(DIRECTIONS)
Going line by line through the records below, count those containing the word "rest", then give only the count.
━━━
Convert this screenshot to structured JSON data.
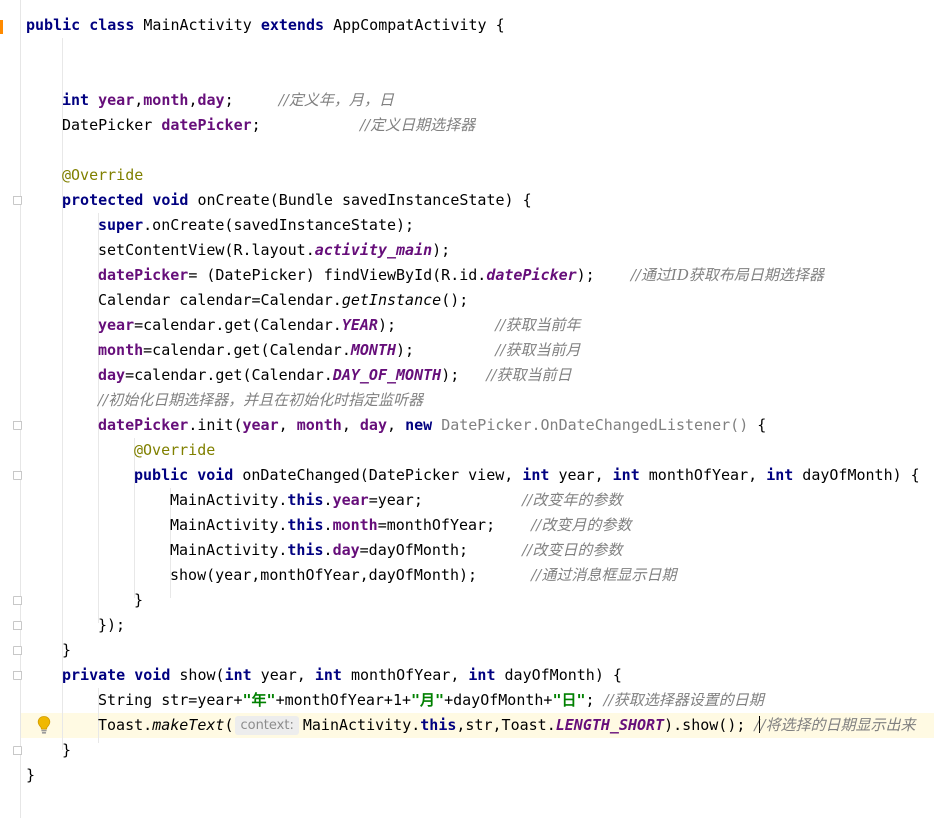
{
  "code": {
    "l1": {
      "kw1": "public",
      "kw2": "class",
      "name": "MainActivity",
      "kw3": "extends",
      "parent": "AppCompatActivity",
      "brace": "{"
    },
    "l2": {
      "kw": "int",
      "v1": "year",
      "c1": ",",
      "v2": "month",
      "c2": ",",
      "v3": "day",
      "semi": ";",
      "comment": "//定义年，月，日"
    },
    "l3": {
      "type": "DatePicker",
      "field": "datePicker",
      "semi": ";",
      "comment": "//定义日期选择器"
    },
    "l4": {
      "ann": "@Override"
    },
    "l5": {
      "kw1": "protected",
      "kw2": "void",
      "rest": "onCreate(Bundle savedInstanceState) {"
    },
    "l6": {
      "kw": "super",
      "rest": ".onCreate(savedInstanceState);"
    },
    "l7": {
      "pre": "setContentView(R.layout.",
      "sfield": "activity_main",
      "post": ");"
    },
    "l8": {
      "field": "datePicker",
      "mid": "= (DatePicker) findViewById(R.id.",
      "sfield": "datePicker",
      "post": ");",
      "comment": "//通过ID获取布局日期选择器"
    },
    "l9": {
      "pre": "Calendar calendar=Calendar.",
      "method": "getInstance",
      "post": "();"
    },
    "l10": {
      "field": "year",
      "mid": "=calendar.get(Calendar.",
      "sfield": "YEAR",
      "post": ");",
      "comment": "//获取当前年"
    },
    "l11": {
      "field": "month",
      "mid": "=calendar.get(Calendar.",
      "sfield": "MONTH",
      "post": ");",
      "comment": "//获取当前月"
    },
    "l12": {
      "field": "day",
      "mid": "=calendar.get(Calendar.",
      "sfield": "DAY_OF_MONTH",
      "post": ");",
      "comment": "//获取当前日"
    },
    "l13": {
      "comment": "//初始化日期选择器，并且在初始化时指定监听器"
    },
    "l14": {
      "field": "datePicker",
      "dot": ".init(",
      "f1": "year",
      "sep1": ", ",
      "f2": "month",
      "sep2": ", ",
      "f3": "day",
      "sep3": ", ",
      "kw": "new",
      "inactive": "DatePicker.OnDateChangedListener()",
      "post": " {"
    },
    "l15": {
      "ann": "@Override"
    },
    "l16": {
      "kw1": "public",
      "kw2": "void",
      "pre": "onDateChanged(DatePicker view, ",
      "kw3": "int",
      "p1": " year, ",
      "kw4": "int",
      "p2": " monthOfYear, ",
      "kw5": "int",
      "p3": " dayOfMonth) {"
    },
    "l17": {
      "pre": "MainActivity.",
      "kw": "this",
      "dot": ".",
      "field": "year",
      "post": "=year;",
      "comment": "//改变年的参数"
    },
    "l18": {
      "pre": "MainActivity.",
      "kw": "this",
      "dot": ".",
      "field": "month",
      "post": "=monthOfYear;",
      "comment": "//改变月的参数"
    },
    "l19": {
      "pre": "MainActivity.",
      "kw": "this",
      "dot": ".",
      "field": "day",
      "post": "=dayOfMonth;",
      "comment": "//改变日的参数"
    },
    "l20": {
      "text": "show(year,monthOfYear,dayOfMonth);",
      "comment": "//通过消息框显示日期"
    },
    "l21": {
      "text": "}"
    },
    "l22": {
      "text": "});"
    },
    "l23": {
      "text": "}"
    },
    "l24": {
      "kw1": "private",
      "kw2": "void",
      "pre": "show(",
      "kw3": "int",
      "p1": " year, ",
      "kw4": "int",
      "p2": " monthOfYear, ",
      "kw5": "int",
      "p3": " dayOfMonth) {"
    },
    "l25": {
      "pre": "String str=year+",
      "s1": "\"年\"",
      "m1": "+monthOfYear+1+",
      "s2": "\"月\"",
      "m2": "+dayOfMonth+",
      "s3": "\"日\"",
      "post": ";",
      "comment": "//获取选择器设置的日期"
    },
    "l26": {
      "pre": "Toast.",
      "method": "makeText",
      "paren": "(",
      "hint": "context:",
      "mid": "MainActivity.",
      "kw": "this",
      "mid2": ",str,Toast.",
      "sfield": "LENGTH_SHORT",
      "post": ").show();",
      "c1": "/",
      "comment": "/将选择的日期显示出来"
    },
    "l27": {
      "text": "}"
    },
    "l28": {
      "text": "}"
    }
  },
  "colors": {
    "keyword": "#000080",
    "field": "#660e7a",
    "comment": "#808080",
    "annotation": "#808000",
    "string": "#008000",
    "caret_line": "#fffae3",
    "change_marker": "#ff8a00"
  },
  "icons": {
    "intention": "lightbulb-icon"
  }
}
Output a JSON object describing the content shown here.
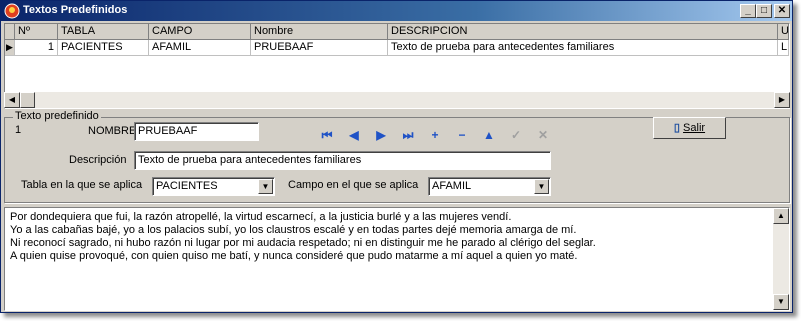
{
  "window": {
    "title": "Textos Predefinidos",
    "min": "_",
    "max": "□",
    "close": "✕"
  },
  "grid": {
    "columns": [
      "Nº",
      "TABLA",
      "CAMPO",
      "Nombre",
      "DESCRIPCION",
      "U"
    ],
    "rows": [
      {
        "n": "1",
        "tabla": "PACIENTES",
        "campo": "AFAMIL",
        "nombre": "PRUEBAAF",
        "descripcion": "Texto de prueba para antecedentes familiares",
        "u": "L"
      }
    ]
  },
  "form": {
    "legend": "Texto  predefinido",
    "record_no": "1",
    "nombre_label": "NOMBRE",
    "nombre_value": "PRUEBAAF",
    "descripcion_label": "Descripción",
    "descripcion_value": "Texto de prueba para antecedentes familiares",
    "tabla_label": "Tabla en la que se aplica",
    "tabla_value": "PACIENTES",
    "campo_label": "Campo en el que se aplica",
    "campo_value": "AFAMIL",
    "salir_label": "Salir"
  },
  "nav_icons": [
    "first-icon",
    "prior-icon",
    "next-icon",
    "last-icon",
    "insert-icon",
    "delete-icon",
    "edit-icon",
    "post-icon",
    "cancel-icon"
  ],
  "memo": {
    "lines": [
      "Por dondequiera que fui, la razón atropellé, la virtud escarnecí, a la justicia burlé y a las mujeres vendí.",
      "Yo a las cabañas bajé, yo a los palacios subí, yo los claustros escalé y en todas partes dejé memoria amarga de mí.",
      "Ni reconocí sagrado, ni hubo razón ni lugar por mi audacia respetado; ni en distinguir me he parado al clérigo del seglar.",
      "A quien quise provoqué, con quien quiso me batí, y nunca consideré que pudo matarme a mí aquel a quien yo maté."
    ]
  },
  "colors": {
    "titlebar": "#0a246a",
    "nav_icon": "#1f52c6",
    "face": "#d4d0c8"
  }
}
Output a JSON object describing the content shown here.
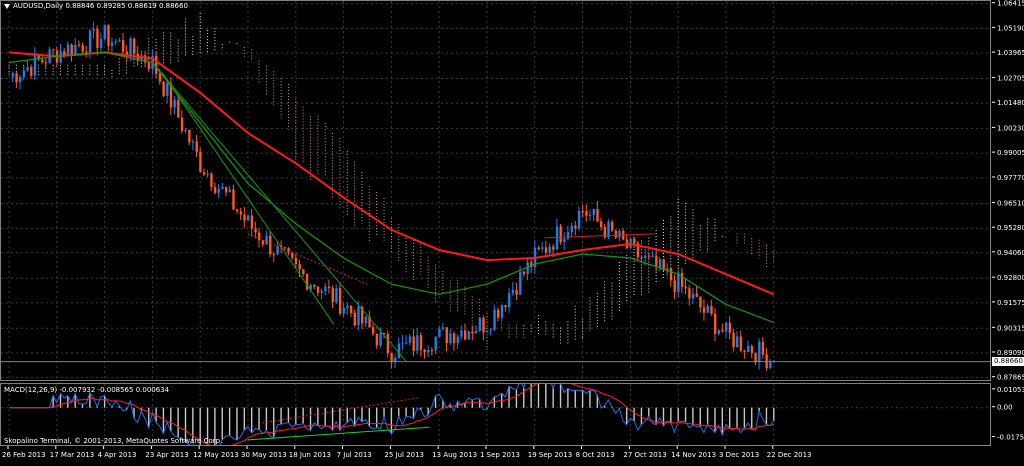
{
  "window": {
    "symbol_title": "AUDUSD,Daily",
    "ohlc": "0.88846 0.89285 0.88619 0.88660"
  },
  "price_scale": {
    "labels": [
      "1.06415",
      "1.05190",
      "1.03965",
      "1.02705",
      "1.01480",
      "1.00230",
      "0.99005",
      "0.97770",
      "0.96510",
      "0.95280",
      "0.94060",
      "0.92800",
      "0.91575",
      "0.90315",
      "0.89090",
      "0.87865"
    ],
    "current_price": "0.88660"
  },
  "time_axis": {
    "labels": [
      "26 Feb 2013",
      "17 Mar 2013",
      "4 Apr 2013",
      "23 Apr 2013",
      "12 May 2013",
      "30 May 2013",
      "18 Jun 2013",
      "7 Jul 2013",
      "25 Jul 2013",
      "13 Aug 2013",
      "1 Sep 2013",
      "19 Sep 2013",
      "8 Oct 2013",
      "27 Oct 2013",
      "14 Nov 2013",
      "3 Dec 2013",
      "22 Dec 2013"
    ]
  },
  "macd": {
    "title": "MACD(12,26,9) -0.007932 -0.008565 0.000634",
    "scale_labels": [
      "0.01053",
      "0.00",
      "-0.01759"
    ]
  },
  "footer": {
    "copyright": "Skopalino Terminal, © 2001-2013, MetaQuotes Software Corp."
  },
  "colors": {
    "background": "#000000",
    "grid": "#3a3a3a",
    "bull_candle": "#1e7ee8",
    "bear_candle": "#ff5a1a",
    "ma_slow": "#ff1a1a",
    "ma_mid": "#0d9c0d",
    "cloud_a": "#e8b090",
    "cloud_b": "#ffffff",
    "macd_main": "#1e6ee8",
    "macd_signal": "#ff2020",
    "histogram": "#c8c8c8"
  },
  "chart_data": {
    "type": "line",
    "symbol": "AUDUSD",
    "timeframe": "Daily",
    "ylim": [
      0.8775,
      1.0655
    ],
    "x": [
      "26 Feb 2013",
      "17 Mar 2013",
      "4 Apr 2013",
      "23 Apr 2013",
      "12 May 2013",
      "30 May 2013",
      "18 Jun 2013",
      "7 Jul 2013",
      "25 Jul 2013",
      "13 Aug 2013",
      "1 Sep 2013",
      "19 Sep 2013",
      "8 Oct 2013",
      "27 Oct 2013",
      "14 Nov 2013",
      "3 Dec 2013",
      "22 Dec 2013"
    ],
    "series": [
      {
        "values": [
          1.028,
          1.04,
          1.048,
          1.035,
          0.985,
          0.955,
          0.932,
          0.915,
          0.892,
          0.899,
          0.906,
          0.938,
          0.962,
          0.942,
          0.925,
          0.9,
          0.887
        ]
      },
      {
        "values": [
          1.04,
          1.038,
          1.04,
          1.037,
          1.02,
          1.0,
          0.985,
          0.968,
          0.952,
          0.942,
          0.937,
          0.938,
          0.942,
          0.945,
          0.94,
          0.93,
          0.92
        ]
      },
      {
        "values": [
          1.035,
          1.038,
          1.04,
          1.035,
          1.005,
          0.975,
          0.955,
          0.938,
          0.925,
          0.92,
          0.925,
          0.935,
          0.94,
          0.938,
          0.93,
          0.915,
          0.906
        ]
      }
    ]
  }
}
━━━
(FINISHED EXERCISE)
2